08 July, 2011
Asperger's syndrome is a condition that affects emotional, communication and social development. It causes a general sense of awkwardness and is associated as a mild form of an autistic spectrum disorder, according to MayoClinic.com. The cause of Asperger's is currently unknown, but it is believed to be a genetic disease. Various treatments, including exercise, may help with some symptoms and behaviors associated with the syndrome.
There is no known cure for Asperger's syndrome, but treatments such as behavioral and social skills training and therapy has been known to help young and adults alike to function more naturally in social situations. Cognitive behavioral therapy may help some deal with the intense and often abrupt outbursts of emotion associated with the condition. Medications to calm anxiety may also prove beneficial.
Exercise releases the body's natural mood lifters called endorphins, which may help promote calmer periods for those diagnosed with Asperger's syndrome. Encourage short periods of exercise with those diagnosed with the syndrome to help promote overall health and wellness and offer benefits of endorphin release. Occupational therapy exercises help improve gross and fine motor skills and strengthen weakened areas of the body. Trained occupational therapists are also trained to provide exercise that benefits not only the physical body but also the emotional and cognitive abilities of people with Asperger's syndrome.
Some individuals diagnosed with Asperger's syndrome experience awkward and uncontrollable movements of their arms and legs. Gentle exercises such as yoga or stretching may help relieve muscle tension, improve balance and coordination and rid the muscles of pent-up energy. For example, increasing the strength and coordination of hand movements through physical therapy exercise such as squeezing a ball or finger dexterity exercises can help improve daily life skills and functions such as dressing, grooming and writing skills.
Exercises such as knee bends, weight lifting and aerobic activities such as walking and running may help improve physical strength and coordination, improve endurance and improve cognitive skills such as following instructions offered throughout the exercise process.

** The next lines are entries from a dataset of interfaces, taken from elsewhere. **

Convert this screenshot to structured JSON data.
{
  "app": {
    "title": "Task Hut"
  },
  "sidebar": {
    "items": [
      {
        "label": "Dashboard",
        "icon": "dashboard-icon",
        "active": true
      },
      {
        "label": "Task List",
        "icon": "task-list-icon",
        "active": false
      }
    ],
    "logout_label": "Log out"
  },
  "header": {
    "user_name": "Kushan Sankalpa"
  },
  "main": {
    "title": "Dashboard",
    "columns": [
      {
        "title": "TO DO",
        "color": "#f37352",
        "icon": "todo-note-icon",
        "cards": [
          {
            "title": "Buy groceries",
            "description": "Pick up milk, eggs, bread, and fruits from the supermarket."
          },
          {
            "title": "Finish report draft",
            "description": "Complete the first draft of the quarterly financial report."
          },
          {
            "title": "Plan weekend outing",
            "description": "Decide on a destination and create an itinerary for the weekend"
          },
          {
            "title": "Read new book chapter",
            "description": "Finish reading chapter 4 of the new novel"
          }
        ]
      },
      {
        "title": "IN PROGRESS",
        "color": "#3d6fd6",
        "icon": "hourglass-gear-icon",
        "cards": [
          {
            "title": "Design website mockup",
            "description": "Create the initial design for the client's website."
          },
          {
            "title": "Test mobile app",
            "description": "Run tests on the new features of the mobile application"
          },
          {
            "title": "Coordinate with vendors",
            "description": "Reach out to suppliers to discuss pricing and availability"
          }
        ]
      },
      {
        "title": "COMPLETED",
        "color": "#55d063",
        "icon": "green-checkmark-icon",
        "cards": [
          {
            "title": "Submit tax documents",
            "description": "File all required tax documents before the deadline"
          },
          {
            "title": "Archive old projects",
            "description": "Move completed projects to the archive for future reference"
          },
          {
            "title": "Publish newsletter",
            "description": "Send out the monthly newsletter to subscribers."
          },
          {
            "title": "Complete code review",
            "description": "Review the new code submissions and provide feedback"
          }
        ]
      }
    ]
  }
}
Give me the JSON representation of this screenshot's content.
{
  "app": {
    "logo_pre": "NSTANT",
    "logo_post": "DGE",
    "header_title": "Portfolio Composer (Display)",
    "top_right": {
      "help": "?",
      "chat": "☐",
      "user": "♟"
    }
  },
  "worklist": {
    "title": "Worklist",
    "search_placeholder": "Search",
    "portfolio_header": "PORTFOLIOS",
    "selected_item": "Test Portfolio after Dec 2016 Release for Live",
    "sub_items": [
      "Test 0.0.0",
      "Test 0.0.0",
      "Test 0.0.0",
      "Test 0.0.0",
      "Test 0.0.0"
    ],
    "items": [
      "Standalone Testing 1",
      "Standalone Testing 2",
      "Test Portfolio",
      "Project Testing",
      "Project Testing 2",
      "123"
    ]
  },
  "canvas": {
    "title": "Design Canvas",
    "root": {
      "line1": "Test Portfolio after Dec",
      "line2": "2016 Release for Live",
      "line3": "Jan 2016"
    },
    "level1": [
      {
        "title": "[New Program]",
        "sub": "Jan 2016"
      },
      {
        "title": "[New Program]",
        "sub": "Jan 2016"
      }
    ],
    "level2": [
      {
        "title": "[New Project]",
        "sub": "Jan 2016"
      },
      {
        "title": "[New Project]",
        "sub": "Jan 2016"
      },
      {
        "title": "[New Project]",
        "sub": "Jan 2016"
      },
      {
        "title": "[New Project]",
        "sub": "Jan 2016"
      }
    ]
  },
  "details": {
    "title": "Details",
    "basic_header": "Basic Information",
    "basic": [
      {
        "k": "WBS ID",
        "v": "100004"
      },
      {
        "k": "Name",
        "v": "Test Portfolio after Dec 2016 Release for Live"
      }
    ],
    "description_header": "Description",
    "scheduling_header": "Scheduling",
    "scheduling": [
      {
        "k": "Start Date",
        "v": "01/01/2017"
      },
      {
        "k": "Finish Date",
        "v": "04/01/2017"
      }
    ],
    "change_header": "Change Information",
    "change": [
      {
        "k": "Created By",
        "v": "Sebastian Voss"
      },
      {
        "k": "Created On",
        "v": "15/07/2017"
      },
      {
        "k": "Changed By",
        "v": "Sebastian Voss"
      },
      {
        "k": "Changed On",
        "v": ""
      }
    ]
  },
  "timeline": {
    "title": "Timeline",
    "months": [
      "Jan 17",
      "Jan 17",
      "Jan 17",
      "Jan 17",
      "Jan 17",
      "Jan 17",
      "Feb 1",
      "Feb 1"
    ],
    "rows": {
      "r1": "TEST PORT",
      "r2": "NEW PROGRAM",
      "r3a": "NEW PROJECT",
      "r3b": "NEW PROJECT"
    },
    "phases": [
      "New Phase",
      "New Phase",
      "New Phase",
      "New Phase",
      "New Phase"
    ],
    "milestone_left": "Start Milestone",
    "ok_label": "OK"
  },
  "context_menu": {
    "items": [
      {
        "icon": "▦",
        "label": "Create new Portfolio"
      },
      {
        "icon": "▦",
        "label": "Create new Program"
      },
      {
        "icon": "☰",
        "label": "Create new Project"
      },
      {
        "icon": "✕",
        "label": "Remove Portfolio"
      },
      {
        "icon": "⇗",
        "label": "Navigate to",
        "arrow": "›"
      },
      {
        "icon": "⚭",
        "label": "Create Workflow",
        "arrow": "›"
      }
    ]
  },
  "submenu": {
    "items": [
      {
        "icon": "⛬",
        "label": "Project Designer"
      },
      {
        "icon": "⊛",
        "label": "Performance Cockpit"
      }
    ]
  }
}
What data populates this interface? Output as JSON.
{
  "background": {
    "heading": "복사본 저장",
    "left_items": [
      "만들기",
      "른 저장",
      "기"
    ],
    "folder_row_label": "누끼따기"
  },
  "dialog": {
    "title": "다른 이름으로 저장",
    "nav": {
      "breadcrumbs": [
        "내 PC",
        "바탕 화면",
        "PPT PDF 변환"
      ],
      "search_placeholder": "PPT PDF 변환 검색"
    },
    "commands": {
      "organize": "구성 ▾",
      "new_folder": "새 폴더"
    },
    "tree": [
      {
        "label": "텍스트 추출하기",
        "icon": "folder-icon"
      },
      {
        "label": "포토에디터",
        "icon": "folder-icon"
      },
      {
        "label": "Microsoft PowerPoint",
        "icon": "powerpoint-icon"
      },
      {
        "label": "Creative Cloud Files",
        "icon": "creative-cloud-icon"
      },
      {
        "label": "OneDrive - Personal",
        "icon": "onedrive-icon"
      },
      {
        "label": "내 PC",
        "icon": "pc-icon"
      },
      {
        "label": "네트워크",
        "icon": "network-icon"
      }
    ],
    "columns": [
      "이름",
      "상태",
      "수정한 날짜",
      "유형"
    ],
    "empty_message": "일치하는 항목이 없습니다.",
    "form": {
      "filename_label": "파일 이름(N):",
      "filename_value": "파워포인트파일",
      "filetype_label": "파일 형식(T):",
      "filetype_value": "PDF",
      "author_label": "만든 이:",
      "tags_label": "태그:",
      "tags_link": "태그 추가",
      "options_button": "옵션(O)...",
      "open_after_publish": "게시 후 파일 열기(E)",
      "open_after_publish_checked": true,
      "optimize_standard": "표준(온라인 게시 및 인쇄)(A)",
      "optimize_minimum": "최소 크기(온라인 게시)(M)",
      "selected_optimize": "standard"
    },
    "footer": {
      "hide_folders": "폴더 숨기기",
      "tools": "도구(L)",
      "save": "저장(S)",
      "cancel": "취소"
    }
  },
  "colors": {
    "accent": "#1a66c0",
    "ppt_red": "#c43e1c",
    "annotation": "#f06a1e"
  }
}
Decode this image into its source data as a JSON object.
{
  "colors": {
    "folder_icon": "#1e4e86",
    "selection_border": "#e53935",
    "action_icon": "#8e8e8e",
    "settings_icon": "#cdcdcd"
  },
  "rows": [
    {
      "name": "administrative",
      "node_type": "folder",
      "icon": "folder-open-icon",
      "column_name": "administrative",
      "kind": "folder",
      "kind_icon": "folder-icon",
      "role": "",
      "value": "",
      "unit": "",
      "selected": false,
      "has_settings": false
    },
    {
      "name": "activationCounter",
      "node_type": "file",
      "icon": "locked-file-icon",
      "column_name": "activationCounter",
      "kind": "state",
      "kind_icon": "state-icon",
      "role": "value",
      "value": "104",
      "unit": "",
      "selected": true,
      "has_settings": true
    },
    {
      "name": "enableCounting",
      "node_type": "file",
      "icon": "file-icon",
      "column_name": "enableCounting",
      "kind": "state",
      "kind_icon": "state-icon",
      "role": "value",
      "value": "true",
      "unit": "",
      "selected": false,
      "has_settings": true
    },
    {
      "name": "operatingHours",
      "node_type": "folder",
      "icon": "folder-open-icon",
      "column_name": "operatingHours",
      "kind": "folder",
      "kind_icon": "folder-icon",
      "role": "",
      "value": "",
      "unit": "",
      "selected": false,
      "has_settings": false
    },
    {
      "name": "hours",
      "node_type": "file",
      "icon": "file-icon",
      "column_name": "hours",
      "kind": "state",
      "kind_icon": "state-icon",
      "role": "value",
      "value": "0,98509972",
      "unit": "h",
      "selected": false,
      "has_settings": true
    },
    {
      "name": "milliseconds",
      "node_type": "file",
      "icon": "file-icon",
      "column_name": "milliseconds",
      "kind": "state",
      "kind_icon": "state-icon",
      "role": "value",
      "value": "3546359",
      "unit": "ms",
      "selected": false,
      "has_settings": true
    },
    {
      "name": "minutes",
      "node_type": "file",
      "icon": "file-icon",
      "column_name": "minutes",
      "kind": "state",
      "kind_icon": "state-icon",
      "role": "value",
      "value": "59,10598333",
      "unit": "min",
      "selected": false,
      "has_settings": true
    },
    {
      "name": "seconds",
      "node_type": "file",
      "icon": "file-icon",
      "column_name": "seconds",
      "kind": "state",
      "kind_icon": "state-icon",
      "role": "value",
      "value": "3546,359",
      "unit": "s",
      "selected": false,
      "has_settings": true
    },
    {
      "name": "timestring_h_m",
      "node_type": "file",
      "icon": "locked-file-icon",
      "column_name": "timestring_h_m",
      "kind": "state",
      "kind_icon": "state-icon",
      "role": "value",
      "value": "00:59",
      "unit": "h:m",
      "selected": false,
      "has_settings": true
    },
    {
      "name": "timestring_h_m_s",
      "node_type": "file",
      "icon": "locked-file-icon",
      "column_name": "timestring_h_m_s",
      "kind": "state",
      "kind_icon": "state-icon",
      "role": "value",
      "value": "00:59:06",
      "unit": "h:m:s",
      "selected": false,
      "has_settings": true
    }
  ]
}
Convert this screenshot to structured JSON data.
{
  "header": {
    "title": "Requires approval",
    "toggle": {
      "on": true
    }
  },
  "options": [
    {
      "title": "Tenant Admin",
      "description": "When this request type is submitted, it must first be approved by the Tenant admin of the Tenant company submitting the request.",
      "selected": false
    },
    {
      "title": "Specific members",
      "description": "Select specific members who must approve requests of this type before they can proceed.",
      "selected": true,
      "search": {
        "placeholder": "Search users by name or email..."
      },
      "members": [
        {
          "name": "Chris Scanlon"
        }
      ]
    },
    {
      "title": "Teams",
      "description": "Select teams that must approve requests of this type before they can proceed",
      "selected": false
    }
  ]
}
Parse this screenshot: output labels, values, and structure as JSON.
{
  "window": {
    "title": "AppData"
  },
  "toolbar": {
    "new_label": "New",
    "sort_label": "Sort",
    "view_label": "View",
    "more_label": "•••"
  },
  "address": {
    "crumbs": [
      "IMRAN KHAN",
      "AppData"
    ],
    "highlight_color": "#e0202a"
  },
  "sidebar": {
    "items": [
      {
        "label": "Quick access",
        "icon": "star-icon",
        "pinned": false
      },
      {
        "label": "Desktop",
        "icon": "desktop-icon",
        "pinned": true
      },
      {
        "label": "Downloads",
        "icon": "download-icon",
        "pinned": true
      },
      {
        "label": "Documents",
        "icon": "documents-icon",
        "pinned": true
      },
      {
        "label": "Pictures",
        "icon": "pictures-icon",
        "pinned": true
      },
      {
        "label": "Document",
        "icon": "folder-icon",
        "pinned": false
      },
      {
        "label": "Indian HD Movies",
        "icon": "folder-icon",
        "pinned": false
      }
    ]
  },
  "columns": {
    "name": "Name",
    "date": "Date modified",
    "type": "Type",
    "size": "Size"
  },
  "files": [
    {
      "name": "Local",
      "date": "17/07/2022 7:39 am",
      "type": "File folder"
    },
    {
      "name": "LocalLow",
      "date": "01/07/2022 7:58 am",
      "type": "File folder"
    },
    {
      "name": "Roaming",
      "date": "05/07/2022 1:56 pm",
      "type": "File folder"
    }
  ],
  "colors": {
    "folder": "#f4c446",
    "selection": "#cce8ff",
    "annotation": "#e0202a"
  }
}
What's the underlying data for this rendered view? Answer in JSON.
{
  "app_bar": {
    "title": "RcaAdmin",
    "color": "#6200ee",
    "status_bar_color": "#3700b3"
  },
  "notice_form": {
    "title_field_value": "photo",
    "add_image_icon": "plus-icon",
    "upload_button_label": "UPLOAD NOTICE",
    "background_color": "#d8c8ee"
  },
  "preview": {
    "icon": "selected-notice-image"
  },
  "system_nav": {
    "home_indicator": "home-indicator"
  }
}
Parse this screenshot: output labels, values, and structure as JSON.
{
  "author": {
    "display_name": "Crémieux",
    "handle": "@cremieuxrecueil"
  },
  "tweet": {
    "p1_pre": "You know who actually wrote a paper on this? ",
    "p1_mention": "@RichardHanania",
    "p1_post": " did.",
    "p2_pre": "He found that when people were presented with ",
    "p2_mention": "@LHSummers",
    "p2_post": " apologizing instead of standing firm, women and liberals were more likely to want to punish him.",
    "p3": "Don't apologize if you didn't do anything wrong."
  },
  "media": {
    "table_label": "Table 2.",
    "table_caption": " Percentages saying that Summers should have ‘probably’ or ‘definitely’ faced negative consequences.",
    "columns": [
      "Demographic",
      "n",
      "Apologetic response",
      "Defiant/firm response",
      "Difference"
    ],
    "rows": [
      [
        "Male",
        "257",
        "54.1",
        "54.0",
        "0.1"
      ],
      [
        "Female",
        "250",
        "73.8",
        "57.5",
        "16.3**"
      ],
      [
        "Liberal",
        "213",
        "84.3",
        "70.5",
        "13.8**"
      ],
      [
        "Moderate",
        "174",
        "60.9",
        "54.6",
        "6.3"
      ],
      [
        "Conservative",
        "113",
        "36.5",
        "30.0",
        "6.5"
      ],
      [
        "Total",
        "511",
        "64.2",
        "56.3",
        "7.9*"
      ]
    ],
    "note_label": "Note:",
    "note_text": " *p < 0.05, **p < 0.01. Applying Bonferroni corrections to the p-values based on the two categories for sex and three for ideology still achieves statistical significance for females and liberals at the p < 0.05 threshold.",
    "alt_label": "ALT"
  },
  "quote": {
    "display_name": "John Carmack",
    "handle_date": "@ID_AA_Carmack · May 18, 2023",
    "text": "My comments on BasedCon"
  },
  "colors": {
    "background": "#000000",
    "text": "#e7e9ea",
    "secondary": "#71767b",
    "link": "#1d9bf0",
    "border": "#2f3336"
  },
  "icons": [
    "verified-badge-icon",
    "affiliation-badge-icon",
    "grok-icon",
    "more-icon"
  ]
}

Sensory training or sensory integration is a common type of physical and occupational therapy to encourage children diagnosed with Asperger's syndrome to react differently to certain stimuli in their environment. In this way, sensory integration therapies help children to engage in games and activities with others and adapt their behavior to respond correctly in social settings, according to Healing Thresholds. Sensory training involves movement exercises, including dancing, hand-eye coordination activities such as hitting a baseball, crawling through tubes and tunnels and hitting moving objects.